Start typing to search
Share Post:

Favorite Airport Tricks

I understand why some people don’t like airports. Really, I do.

But speaking for myself, I love them. I spend extra time in airports, not because I’m worried about missing my flight (that happens once in a while) but because planes and airport terminals are my happy place.

I often think of a story about a Dutch guy named Jan Mul, who spent every Wednesday flying from Amsterdam to any number of European airports. He’d then spend a couple of hours in the terminal, turn around, and fly back.

No doubt some people would find that silly, just like some people don’t like airports or flying. But I get it.
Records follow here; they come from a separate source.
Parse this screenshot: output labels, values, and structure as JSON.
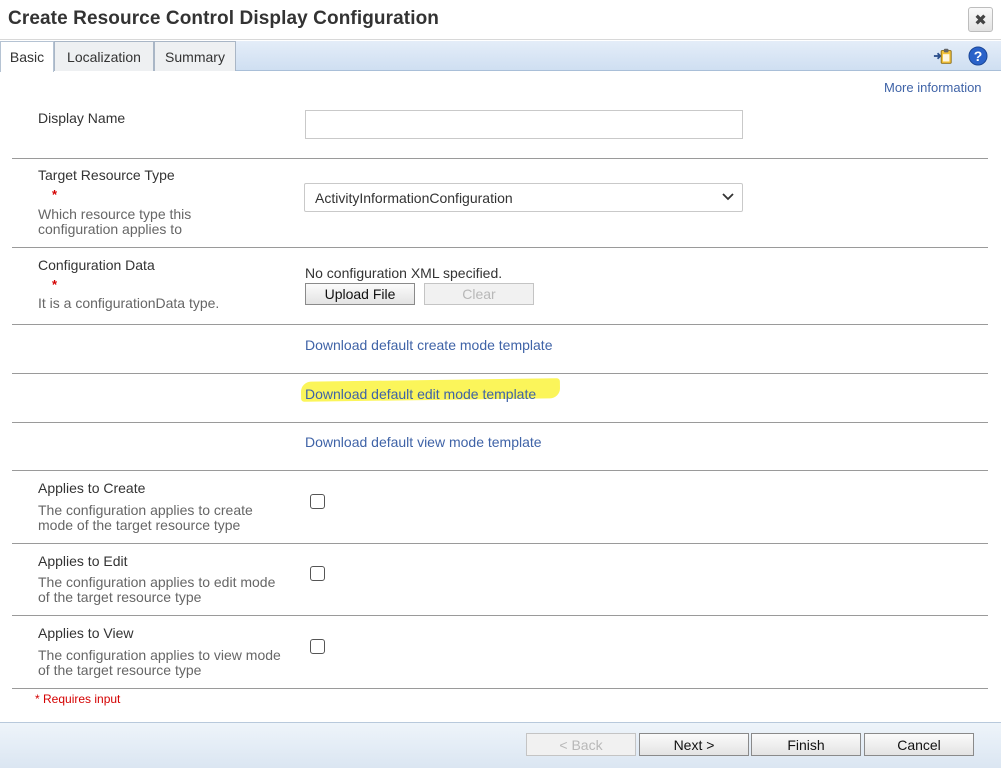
{
  "dialog": {
    "title": "Create Resource Control Display Configuration",
    "close_glyph": "✖"
  },
  "tabs": [
    {
      "label": "Basic",
      "active": true
    },
    {
      "label": "Localization",
      "active": false
    },
    {
      "label": "Summary",
      "active": false
    }
  ],
  "toolbar_icons": [
    "clipboard-arrow-icon",
    "help-icon"
  ],
  "more_information": "More information",
  "fields": {
    "display_name": {
      "label": "Display Name",
      "value": ""
    },
    "target_resource_type": {
      "label": "Target Resource Type",
      "required_mark": "*",
      "description": "Which resource type this configuration applies to",
      "selected": "ActivityInformationConfiguration"
    },
    "configuration_data": {
      "label": "Configuration Data",
      "required_mark": "*",
      "description": "It is a configurationData type.",
      "status": "No configuration XML specified.",
      "upload_label": "Upload File",
      "clear_label": "Clear"
    }
  },
  "links": {
    "create_template": "Download default create mode template",
    "edit_template": "Download default edit mode template",
    "view_template": "Download default view mode template"
  },
  "applies": {
    "create": {
      "label": "Applies to Create",
      "description": "The configuration applies to create mode of the target resource type",
      "checked": false
    },
    "edit": {
      "label": "Applies to Edit",
      "description": "The configuration applies to edit mode of the target resource type",
      "checked": false
    },
    "view": {
      "label": "Applies to View",
      "description": "The configuration applies to view mode of the target resource type",
      "checked": false
    }
  },
  "requires_input_note": "* Requires input",
  "footer": {
    "back": "< Back",
    "next": "Next >",
    "finish": "Finish",
    "cancel": "Cancel"
  },
  "colors": {
    "link": "#3f63a7",
    "required": "#d40000",
    "highlight": "#fbf55a",
    "tabbar": "#cfdff2"
  }
}
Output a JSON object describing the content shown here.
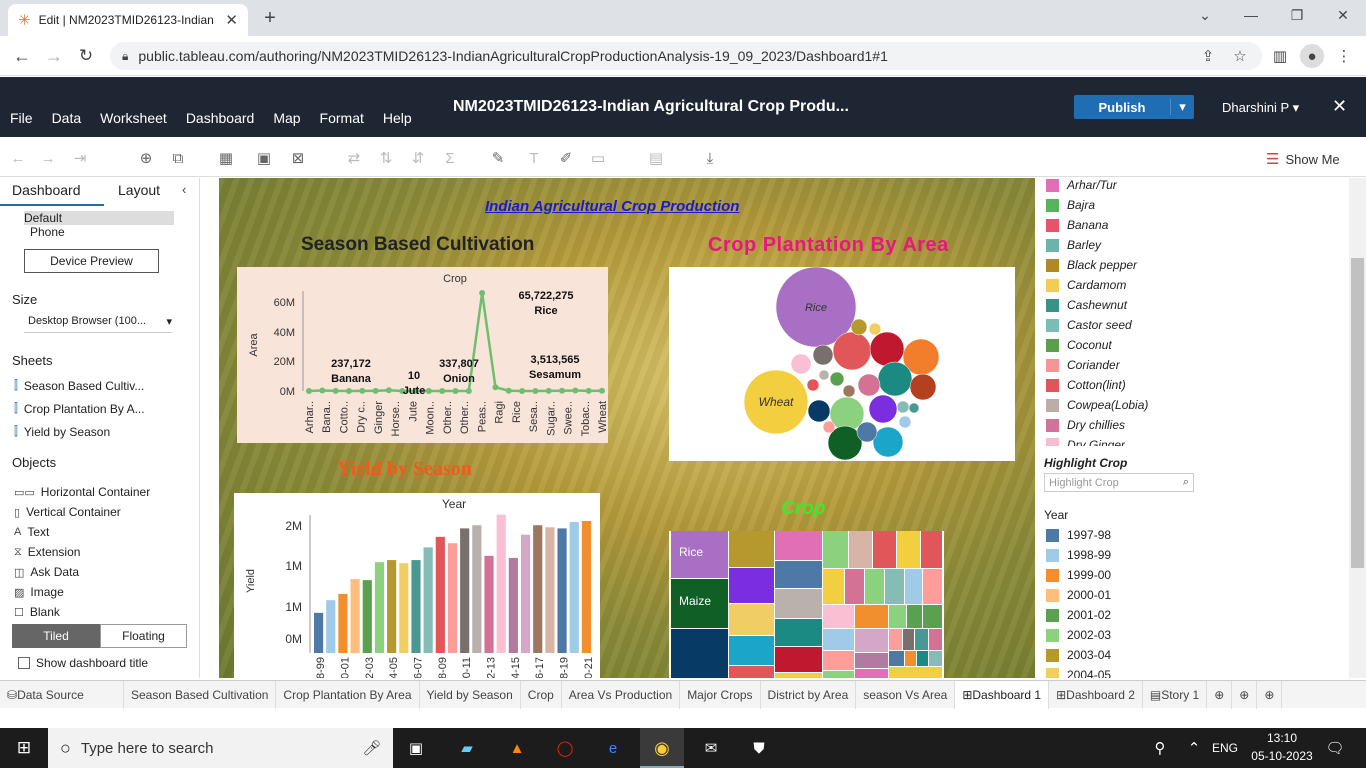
{
  "browser": {
    "tab_title": "Edit | NM2023TMID26123-Indian",
    "url": "public.tableau.com/authoring/NM2023TMID26123-IndianAgriculturalCropProductionAnalysis-19_09_2023/Dashboard1#1"
  },
  "tableau": {
    "menus": [
      "File",
      "Data",
      "Worksheet",
      "Dashboard",
      "Map",
      "Format",
      "Help"
    ],
    "workbook_title": "NM2023TMID26123-Indian Agricultural Crop Produ...",
    "publish_label": "Publish",
    "user": "Dharshini P",
    "show_me": "Show Me"
  },
  "left_pane": {
    "tabs": [
      "Dashboard",
      "Layout"
    ],
    "devices": [
      "Default",
      "Phone"
    ],
    "device_preview": "Device Preview",
    "size_heading": "Size",
    "size_value": "Desktop Browser (100...",
    "sheets_heading": "Sheets",
    "sheets": [
      "Season Based Cultiv...",
      "Crop Plantation By A...",
      "Yield by Season"
    ],
    "objects_heading": "Objects",
    "objects": [
      "Horizontal Container",
      "Vertical Container",
      "Text",
      "Extension",
      "Ask Data",
      "Image",
      "Blank"
    ],
    "tiled": "Tiled",
    "floating": "Floating",
    "show_title": "Show dashboard title"
  },
  "dashboard": {
    "title": "Indian Agricultural Crop Production",
    "season_heading": "Season Based Cultivation",
    "plantation_heading": "Crop Plantation By Area",
    "yield_heading": "Yield by Season",
    "crop_heading": "Crop"
  },
  "chart_data": [
    {
      "type": "line",
      "title": "Crop",
      "ylabel": "Area",
      "yticks": [
        "60M",
        "40M",
        "20M",
        "0M"
      ],
      "categories": [
        "Arhar..",
        "Bana..",
        "Cotto..",
        "Dry c..",
        "Ginger",
        "Horse..",
        "Jute",
        "Moon..",
        "Other..",
        "Other..",
        "Peas..",
        "Ragi",
        "Rice",
        "Sesa..",
        "Sugar..",
        "Swee..",
        "Tobac..",
        "Wheat"
      ],
      "annotations": [
        {
          "value": "237,172",
          "label": "Banana"
        },
        {
          "value": "10",
          "label": "Jute"
        },
        {
          "value": "337,807",
          "label": "Onion"
        },
        {
          "value": "65,722,275",
          "label": "Rice"
        },
        {
          "value": "3,513,565",
          "label": "Sesamum"
        }
      ],
      "color": "#6dbf6d"
    },
    {
      "type": "scatter",
      "title": "Crop Plantation By Area",
      "labels": [
        "Rice",
        "Wheat"
      ]
    },
    {
      "type": "bar",
      "title": "Year",
      "ylabel": "Yield",
      "yticks": [
        "2M",
        "1M",
        "1M",
        "0M"
      ],
      "xticks": [
        "8-99",
        "0-01",
        "2-03",
        "4-05",
        "6-07",
        "8-09",
        "0-11",
        "2-13",
        "4-15",
        "6-17",
        "8-19",
        "0-21"
      ],
      "values": [
        0.38,
        0.5,
        0.56,
        0.7,
        0.69,
        0.86,
        0.88,
        0.85,
        0.88,
        1.0,
        1.1,
        1.04,
        1.18,
        1.21,
        0.92,
        1.31,
        0.9,
        1.12,
        1.21,
        1.19,
        1.18,
        1.24,
        1.25
      ],
      "colors": [
        "#4e79a7",
        "#a0cbe8",
        "#f28e2b",
        "#ffbe7d",
        "#59a14f",
        "#8cd17d",
        "#b6992d",
        "#f1ce63",
        "#499894",
        "#86bcb6",
        "#e15759",
        "#ff9d9a",
        "#79706e",
        "#bab0ac",
        "#d37295",
        "#fabfd2",
        "#b07aa1",
        "#d4a6c8",
        "#9d7660",
        "#d7b5a6",
        "#4e79a7",
        "#a0cbe8",
        "#f28e2b"
      ]
    },
    {
      "type": "heatmap",
      "title": "Crop",
      "labels": [
        "Rice",
        "Maize"
      ]
    }
  ],
  "right_pane": {
    "legend": [
      {
        "name": "Arhar/Tur",
        "color": "#e06fb5"
      },
      {
        "name": "Bajra",
        "color": "#59b35c"
      },
      {
        "name": "Banana",
        "color": "#e8526b"
      },
      {
        "name": "Barley",
        "color": "#6cb3aa"
      },
      {
        "name": "Black pepper",
        "color": "#b08a20"
      },
      {
        "name": "Cardamom",
        "color": "#f3cd52"
      },
      {
        "name": "Cashewnut",
        "color": "#3a9188"
      },
      {
        "name": "Castor seed",
        "color": "#7abdb2"
      },
      {
        "name": "Coconut",
        "color": "#5b9f4c"
      },
      {
        "name": "Coriander",
        "color": "#f59595"
      },
      {
        "name": "Cotton(lint)",
        "color": "#e15459"
      },
      {
        "name": "Cowpea(Lobia)",
        "color": "#b9aea9"
      },
      {
        "name": "Dry chillies",
        "color": "#d0729a"
      },
      {
        "name": "Dry Ginger",
        "color": "#f7bcd0"
      }
    ],
    "highlight_heading": "Highlight Crop",
    "highlight_placeholder": "Highlight Crop",
    "year_heading": "Year",
    "years": [
      {
        "name": "1997-98",
        "color": "#4e79a7"
      },
      {
        "name": "1998-99",
        "color": "#a0cbe8"
      },
      {
        "name": "1999-00",
        "color": "#f28e2b"
      },
      {
        "name": "2000-01",
        "color": "#ffbe7d"
      },
      {
        "name": "2001-02",
        "color": "#59a14f"
      },
      {
        "name": "2002-03",
        "color": "#8cd17d"
      },
      {
        "name": "2003-04",
        "color": "#b6992d"
      },
      {
        "name": "2004-05",
        "color": "#f1ce63"
      }
    ]
  },
  "sheet_tabs": [
    "Data Source",
    "Season Based Cultivation",
    "Crop Plantation By Area",
    "Yield by Season",
    "Crop",
    "Area Vs Production",
    "Major Crops",
    "District by Area",
    "season Vs Area",
    "Dashboard 1",
    "Dashboard 2",
    "Story 1"
  ],
  "taskbar": {
    "search": "Type here to search",
    "lang": "ENG",
    "time": "13:10",
    "date": "05-10-2023"
  }
}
An interesting fact I try to remember is that most people fly very little. On American Airlines, for example, something like 80% of passengers fly only once a year. Do you find that fact surprising? I do, but maybe it makes sense when you see all the in-flight meltdown videos these days. So I try not to judge all the people carrying around pillows and checking baggage.

Here are a few of my favorite airport tips and tricks. I tried to focus on advice that’s different from what you hear everywhere else:

  • Some airports are a series of “mini-airport” terminals that aren’t connected airside. When you fly through JFK or LAX, say, your experience is often limited to (and determined by) the airline you’re flying. Another terminal might be much more peaceful or have better amenities, but you’d never know if you stick to just one. In most domestic airports, you can go through security at a different terminal than the one your flight leaves from. So if you have extra time, go somewhere else to explore! You’ll just need to clear security again in your “real” terminal when it’s time to actually fly.
  • As I wrote about in the Ultimate Travel Superpower, the best travel hack is to be able to go anywhere, anytime. Admittedly, this is getting a little harder (or at least more expensive) these days. Most airlines are moving to a system where award ticket prices are tied directly to cash sale prices, and with flights being so full, there are fewer deals to be found. Last weekend I spent more than two hours booking a flight to Croatia for next month, a task that would have taken me 15 minutes a couple years ago. But of course, I was still able to book a good flight.
  • If you need help from an airline and hold times are long, try pestering them on social media. Most airlines have Twitter support teams, though some are better than others. One note: they usually want to “take it to DM” to address the issue, which can produce mixed results. Sometimes this is helpful! Other times they just want to stop you from complaining publicly without actually solving your problem.
  • Uber and Lyft (and taxis, if anyone still uses those) often charge more for airport pickups, but hotel shuttles are free. When prices are insane, hop on a shuttle to a nearby hotel, then have the rideshare driver pick you up there. Related: many airport hotels are situated close to each other. When waiting for your hotel’s shuttle (which always seems to be the last to arrive, no matter where you’re staying) check the map to see if another one is close by. Then, get on whichever shuttle comes first. Always tip the shuttle driver, of course.
  • I have a 1,500+ day exercise streak that mostly consists of running every day, but some days I also need to do a good bit of walking or other workouts to hit the goal. If it’s a long travel day that involves changing continents, I might need to do a lot of walking in the terminal. Some airports are great for this. London’s Heathrow Terminal 5, for example—there’s a huge underground passage where you can walk for close to a mile in one direction. I like to think of it as a secret passage, because even though it’s clearly signed, almost no one uses it. I leave my bags in the lounge (unattended! living on the edge) and go walk for an hour or so. Hong Kong (HKG) is also great for this.
  • Speaking of lounges, these days I tend to avoid them as much as I use them. That is, I’ll usually go in for a while, see what’s available, eat something if there are any reasonable options, but then I end up spending more time in the terminal itself. This is different for the really nice international lounges, but for most domestic ones, the juice is not worth the squeeze. Everyone has Priority Pass now, and even the “nice” Centurion Lounges by AmEx can get super crowded these days.
  • So what’s better? First, keep lounge expectations reasonable. Second, find a quiet place somewhere in the terminal—and more often than not, this is easily possible, even in the busiest of airports. Since I’m often walking a lot anyway, I head down the corridors to the farthest possible gates, often where fewer flights are scheduled from.
  • Sometimes there’s a truly secret spot somewhere: a room that no one goes in because they think it’s not open, a shoeshine station that’s unoccupied for the day, a zone for pets that contains no pets or pet owners, or something else. (An idea I just thought of: Even airport Chick-fil-As are closed on Sundays. Hmmm.)

The point is that you can usually find a space to find your vibe. If you hate flying, treat it as a game the next time you travel and see what you can do to make it fun.

That’s what I try to do. I’m writing you these notes from the airport—of course.